Radio America immediately remind of you of that type of band that always flourishes in times when money’s tight, politics are cruel, and social anxiety has become the order of the day. The kind of band everyone and their little brother says you “have to see live” to believe. And no, while you don’t necessarily come to see Radio America to what’s most musically innovative, you come to see what’s artistically relevant. You come to see four young men howling about what’s happening in America right now. You come to see a musical group and their crowd ecstatically blur the line between performer and audience. You come to see conscientious songwriting cut with joyful abandon. You come to see punk rock aggression tempered by classic rock musical chops and parsed by indie rock thoughtfulness. So put them up in line with The Clash and The Replacements, the Pixies and Libertines, because they’re not just a band, they’re a 24-hour gang; and the Radio America machinery is powered in equal parts by guitars, ideals, poetry, and all-nighters. (Radio America is a place which is forever located somewhere in that world between the “night-of” and the “morning-after”).

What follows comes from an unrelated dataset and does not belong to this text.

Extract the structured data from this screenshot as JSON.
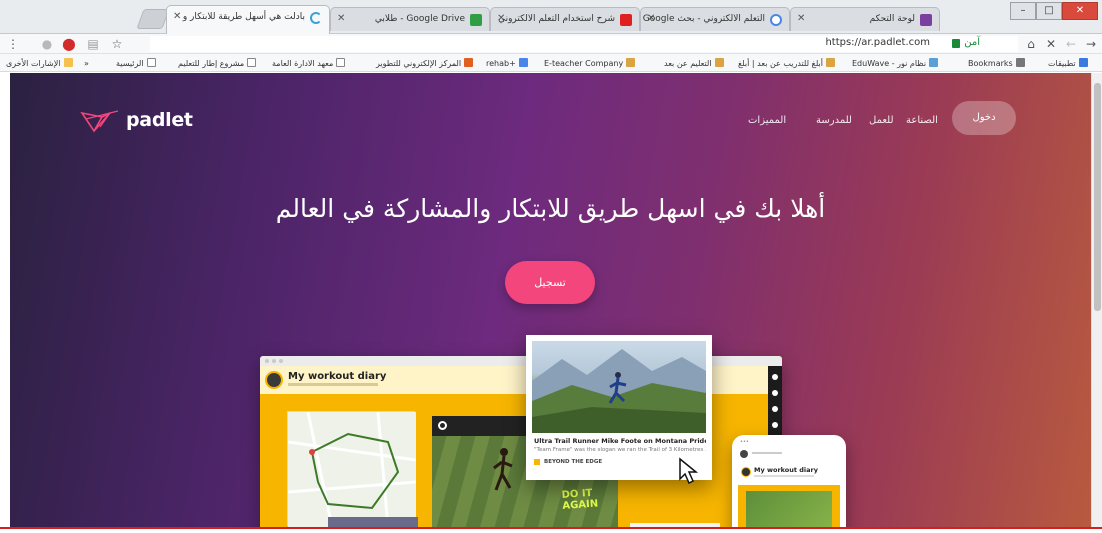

As far as the group is concerned, the cast is the same as before: Jesse Reno is the bassplayer, the storyteller, and the stand-up comic; Robby Van Saders is the drummer, the conscience, and the turbo-diesel engine; Gabe Wilhelm is the unassuming guitar hero, the poet, and the white-boy blues-singer; and Tom Stuart howls the vocals and tackles the guitars, threading the line between rock frontman and P.T. Barnum. In other words, everything’s the same as ever, except that oh, they’ve gotten even better since you last heard.